    • Mandibles- chewing mouthparts
    • Maxillae- have cutting surfaces and a sensory palp
    • Labium-sensory lower lip
    • All aid in food handling
insect digestive system
Insect Digestive System
  • Long and straight and consists of the foregut, midgut, and a hindgut.
  • Foregut
    • Behind pharynx is a crop that is used for storage
    • Proventriuculus or gizzard moves food to midgut helps grind
  • Midgut
    • Aids in digestion and absorption
    • Gastric cecae increase surface area
  • Hindgut
    • Primarily involved with reabsorption

of water

insect gas exchange
Insect Gas Exchange
  • Gas exchange with air requires a large surface area for the diffusion of gases
    • Accomplished through highly branched systems of chitin-lined tubes called tracheae
  • Tracheae open to outside of body through spiracles
    • Spiracles can close to prevent water loss
  • Most insects have ventilating mechanisms
    • Moves air into and out of tracheal system
    • Contracting flight muscles
    • Passive suction (vacuum) draws air in
    • Abdominal muscle contraction (pump)
insect circulation
Insect Circulation
  • Open circulatory system similar to other arthropods but blood vessels less well developed
  • Blood carries nutrients, hormones, wastes
  • Blood is not important in gas exchange
  • Most insects are ectotherms, but some generate heat using flight muscles
insect sensory functions
Insect Sensory Functions
  • Ganglion in head region
  • Sense organs specialized for functioning on land

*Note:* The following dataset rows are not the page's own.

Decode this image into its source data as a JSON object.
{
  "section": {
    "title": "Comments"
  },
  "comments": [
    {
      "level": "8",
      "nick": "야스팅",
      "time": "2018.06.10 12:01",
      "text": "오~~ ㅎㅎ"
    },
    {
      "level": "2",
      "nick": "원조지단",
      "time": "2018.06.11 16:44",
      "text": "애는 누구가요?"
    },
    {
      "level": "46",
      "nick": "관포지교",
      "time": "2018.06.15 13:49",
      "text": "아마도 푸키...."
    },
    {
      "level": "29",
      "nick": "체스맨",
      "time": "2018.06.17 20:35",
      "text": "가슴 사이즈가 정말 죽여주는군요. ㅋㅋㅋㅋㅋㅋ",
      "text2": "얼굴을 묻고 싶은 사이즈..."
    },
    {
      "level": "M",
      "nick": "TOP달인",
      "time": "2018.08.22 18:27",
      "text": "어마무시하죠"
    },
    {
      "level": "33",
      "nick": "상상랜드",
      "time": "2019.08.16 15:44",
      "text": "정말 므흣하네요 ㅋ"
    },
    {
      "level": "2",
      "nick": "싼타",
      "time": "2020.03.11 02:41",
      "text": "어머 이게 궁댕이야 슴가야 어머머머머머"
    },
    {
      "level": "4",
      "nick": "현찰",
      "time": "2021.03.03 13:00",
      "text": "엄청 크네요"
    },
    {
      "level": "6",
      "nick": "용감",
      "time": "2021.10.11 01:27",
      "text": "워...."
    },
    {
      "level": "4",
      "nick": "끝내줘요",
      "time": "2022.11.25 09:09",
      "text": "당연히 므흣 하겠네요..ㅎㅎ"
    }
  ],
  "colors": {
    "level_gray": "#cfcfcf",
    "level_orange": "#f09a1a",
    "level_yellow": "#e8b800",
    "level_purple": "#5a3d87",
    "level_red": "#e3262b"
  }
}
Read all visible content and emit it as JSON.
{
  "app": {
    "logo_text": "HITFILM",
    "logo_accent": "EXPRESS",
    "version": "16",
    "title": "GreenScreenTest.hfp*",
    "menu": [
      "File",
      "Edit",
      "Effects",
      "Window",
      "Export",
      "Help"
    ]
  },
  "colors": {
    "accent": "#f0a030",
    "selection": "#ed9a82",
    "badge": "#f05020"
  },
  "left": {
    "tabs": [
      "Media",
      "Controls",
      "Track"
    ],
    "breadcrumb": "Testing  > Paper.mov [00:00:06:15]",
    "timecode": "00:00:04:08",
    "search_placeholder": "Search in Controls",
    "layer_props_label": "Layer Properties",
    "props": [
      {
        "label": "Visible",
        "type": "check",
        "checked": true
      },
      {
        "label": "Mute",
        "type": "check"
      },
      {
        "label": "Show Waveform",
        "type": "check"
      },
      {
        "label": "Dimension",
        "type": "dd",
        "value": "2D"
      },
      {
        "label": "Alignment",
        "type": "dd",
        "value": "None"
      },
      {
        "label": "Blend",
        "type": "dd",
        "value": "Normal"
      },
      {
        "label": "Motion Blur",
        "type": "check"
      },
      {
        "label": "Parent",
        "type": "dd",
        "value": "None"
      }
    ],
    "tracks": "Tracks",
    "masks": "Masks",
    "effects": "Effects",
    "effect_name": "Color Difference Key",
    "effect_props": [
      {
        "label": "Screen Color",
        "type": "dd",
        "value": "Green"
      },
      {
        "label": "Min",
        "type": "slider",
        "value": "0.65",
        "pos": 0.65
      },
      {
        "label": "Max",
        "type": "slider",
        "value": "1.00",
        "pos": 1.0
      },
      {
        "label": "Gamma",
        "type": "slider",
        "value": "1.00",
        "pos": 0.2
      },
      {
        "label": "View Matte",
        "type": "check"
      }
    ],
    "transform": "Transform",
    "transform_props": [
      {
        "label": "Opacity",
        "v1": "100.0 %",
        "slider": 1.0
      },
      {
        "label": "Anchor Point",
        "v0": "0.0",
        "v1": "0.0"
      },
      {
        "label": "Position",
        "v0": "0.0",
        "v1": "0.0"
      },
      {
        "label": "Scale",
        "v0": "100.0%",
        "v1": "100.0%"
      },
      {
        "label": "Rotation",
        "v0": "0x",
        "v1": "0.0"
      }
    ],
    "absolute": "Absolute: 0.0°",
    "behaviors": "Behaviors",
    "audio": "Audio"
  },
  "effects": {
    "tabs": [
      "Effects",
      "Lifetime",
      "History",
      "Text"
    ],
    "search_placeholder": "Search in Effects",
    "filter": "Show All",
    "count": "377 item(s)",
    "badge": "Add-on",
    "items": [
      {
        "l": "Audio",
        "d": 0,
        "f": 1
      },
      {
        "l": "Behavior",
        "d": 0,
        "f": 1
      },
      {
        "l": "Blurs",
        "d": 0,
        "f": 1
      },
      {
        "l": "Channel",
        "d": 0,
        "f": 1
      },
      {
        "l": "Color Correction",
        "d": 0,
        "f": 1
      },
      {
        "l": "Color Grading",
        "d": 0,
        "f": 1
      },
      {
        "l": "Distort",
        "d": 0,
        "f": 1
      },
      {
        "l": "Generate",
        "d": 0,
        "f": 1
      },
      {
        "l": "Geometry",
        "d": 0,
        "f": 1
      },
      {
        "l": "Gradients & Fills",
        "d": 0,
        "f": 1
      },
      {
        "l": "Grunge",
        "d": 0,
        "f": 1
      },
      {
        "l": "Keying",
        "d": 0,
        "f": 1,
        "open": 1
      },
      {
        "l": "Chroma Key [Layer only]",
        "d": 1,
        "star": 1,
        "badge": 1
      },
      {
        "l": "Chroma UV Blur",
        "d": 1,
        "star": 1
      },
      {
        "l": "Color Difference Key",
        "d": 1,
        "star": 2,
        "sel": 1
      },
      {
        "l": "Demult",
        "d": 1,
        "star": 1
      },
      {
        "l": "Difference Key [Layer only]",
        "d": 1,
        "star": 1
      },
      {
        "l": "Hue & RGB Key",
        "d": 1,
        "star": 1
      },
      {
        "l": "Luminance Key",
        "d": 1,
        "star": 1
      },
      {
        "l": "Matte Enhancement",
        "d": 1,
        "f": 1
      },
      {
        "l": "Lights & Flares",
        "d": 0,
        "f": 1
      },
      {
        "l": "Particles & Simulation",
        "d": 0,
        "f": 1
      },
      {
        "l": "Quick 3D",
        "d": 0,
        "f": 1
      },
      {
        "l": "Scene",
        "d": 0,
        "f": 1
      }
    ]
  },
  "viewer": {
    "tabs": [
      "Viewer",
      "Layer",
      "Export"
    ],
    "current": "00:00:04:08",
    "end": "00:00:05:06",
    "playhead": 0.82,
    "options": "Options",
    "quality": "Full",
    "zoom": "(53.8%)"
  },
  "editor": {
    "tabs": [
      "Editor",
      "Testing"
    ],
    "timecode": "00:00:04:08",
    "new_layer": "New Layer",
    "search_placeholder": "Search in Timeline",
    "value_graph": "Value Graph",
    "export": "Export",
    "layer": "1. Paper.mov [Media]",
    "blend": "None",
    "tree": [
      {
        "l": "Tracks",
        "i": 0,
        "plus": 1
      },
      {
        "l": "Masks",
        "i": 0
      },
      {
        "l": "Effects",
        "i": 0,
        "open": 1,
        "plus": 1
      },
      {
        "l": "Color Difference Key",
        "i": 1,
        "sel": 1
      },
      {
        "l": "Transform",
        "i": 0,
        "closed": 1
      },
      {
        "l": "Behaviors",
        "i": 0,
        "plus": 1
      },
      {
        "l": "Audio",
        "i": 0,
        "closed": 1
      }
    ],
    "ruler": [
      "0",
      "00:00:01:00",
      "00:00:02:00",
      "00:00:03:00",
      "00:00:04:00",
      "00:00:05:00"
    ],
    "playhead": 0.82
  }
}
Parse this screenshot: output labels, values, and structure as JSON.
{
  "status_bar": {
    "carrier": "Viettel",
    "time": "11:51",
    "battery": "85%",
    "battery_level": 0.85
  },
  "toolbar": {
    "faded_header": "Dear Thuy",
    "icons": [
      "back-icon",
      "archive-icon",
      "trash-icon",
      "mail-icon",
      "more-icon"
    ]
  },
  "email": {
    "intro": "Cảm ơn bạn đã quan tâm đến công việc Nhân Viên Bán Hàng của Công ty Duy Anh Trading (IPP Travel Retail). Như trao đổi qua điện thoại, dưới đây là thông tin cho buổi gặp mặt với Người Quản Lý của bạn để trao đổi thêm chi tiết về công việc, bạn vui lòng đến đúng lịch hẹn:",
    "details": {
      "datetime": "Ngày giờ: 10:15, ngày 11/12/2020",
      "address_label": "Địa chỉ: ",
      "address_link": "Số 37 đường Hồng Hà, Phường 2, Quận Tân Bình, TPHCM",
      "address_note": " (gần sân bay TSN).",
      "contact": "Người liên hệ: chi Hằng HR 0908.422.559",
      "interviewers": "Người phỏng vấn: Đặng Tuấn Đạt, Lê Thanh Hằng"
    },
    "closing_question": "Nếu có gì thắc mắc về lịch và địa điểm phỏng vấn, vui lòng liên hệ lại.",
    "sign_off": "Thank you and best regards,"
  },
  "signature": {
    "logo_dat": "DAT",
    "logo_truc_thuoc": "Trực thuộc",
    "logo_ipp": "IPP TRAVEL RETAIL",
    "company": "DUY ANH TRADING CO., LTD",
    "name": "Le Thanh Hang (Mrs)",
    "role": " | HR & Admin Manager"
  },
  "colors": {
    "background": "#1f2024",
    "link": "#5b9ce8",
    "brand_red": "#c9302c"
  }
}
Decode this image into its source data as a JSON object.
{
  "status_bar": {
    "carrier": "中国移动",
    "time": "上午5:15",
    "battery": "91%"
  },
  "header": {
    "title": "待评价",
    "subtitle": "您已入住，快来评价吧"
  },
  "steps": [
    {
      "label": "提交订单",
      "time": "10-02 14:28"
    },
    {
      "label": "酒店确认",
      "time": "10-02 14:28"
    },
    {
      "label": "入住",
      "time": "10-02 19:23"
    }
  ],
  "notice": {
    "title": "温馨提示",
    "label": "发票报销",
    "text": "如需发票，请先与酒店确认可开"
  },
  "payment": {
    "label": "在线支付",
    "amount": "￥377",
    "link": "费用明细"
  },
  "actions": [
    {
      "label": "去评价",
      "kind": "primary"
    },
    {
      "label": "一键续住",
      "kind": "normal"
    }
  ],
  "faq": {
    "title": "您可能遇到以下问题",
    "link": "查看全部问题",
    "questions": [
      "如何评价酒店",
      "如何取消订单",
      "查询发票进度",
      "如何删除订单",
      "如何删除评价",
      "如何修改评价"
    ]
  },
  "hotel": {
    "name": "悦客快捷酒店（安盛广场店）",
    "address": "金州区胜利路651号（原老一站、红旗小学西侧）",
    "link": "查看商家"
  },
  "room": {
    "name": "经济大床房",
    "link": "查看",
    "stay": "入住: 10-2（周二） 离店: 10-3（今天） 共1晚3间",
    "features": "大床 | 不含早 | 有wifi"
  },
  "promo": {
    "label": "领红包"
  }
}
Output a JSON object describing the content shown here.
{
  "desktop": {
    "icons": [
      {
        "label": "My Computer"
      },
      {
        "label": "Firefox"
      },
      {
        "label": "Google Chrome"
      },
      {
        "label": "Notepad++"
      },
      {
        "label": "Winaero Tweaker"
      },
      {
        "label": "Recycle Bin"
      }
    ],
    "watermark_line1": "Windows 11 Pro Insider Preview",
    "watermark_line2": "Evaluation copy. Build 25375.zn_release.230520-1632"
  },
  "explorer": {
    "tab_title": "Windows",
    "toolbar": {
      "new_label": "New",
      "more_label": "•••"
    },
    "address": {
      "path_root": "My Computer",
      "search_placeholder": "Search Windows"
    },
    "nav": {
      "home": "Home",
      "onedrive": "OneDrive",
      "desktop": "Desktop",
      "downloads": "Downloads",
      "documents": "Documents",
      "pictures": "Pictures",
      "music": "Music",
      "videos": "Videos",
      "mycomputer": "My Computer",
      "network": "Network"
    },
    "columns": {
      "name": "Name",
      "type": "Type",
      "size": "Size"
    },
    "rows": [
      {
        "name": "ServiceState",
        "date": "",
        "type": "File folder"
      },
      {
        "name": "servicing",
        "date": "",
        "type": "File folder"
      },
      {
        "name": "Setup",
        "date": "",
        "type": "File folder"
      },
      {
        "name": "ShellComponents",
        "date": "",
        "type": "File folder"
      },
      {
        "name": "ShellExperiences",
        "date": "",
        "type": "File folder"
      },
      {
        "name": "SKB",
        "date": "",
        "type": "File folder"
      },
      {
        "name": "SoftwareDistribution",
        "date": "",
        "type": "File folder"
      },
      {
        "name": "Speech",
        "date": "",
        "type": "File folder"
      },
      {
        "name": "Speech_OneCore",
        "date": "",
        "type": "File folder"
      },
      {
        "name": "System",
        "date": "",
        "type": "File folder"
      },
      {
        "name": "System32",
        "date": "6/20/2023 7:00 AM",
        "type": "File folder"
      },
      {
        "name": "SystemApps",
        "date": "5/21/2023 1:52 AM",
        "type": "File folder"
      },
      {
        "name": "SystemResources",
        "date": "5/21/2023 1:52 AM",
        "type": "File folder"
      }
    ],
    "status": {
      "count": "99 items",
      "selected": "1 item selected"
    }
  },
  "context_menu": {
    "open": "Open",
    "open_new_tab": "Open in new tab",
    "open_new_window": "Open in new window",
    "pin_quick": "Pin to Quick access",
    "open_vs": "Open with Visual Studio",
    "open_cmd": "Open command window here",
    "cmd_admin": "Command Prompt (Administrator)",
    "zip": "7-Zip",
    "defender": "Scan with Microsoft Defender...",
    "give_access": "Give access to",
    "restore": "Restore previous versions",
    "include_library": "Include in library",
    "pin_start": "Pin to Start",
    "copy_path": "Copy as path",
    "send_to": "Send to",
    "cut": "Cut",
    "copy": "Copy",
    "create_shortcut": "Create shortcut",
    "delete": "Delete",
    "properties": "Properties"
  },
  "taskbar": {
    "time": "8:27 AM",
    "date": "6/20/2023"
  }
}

  • Insects are capable of some learning have a memory
    • Bees recognize flowerlike objects
    • When bees are rewarded with nectar, they will choose flowers with that same odor in subsequent trials
  • Capable of detecting light
    • Used in orientation, navigation, feeding, etc
  • Compound eyes are well developed in adults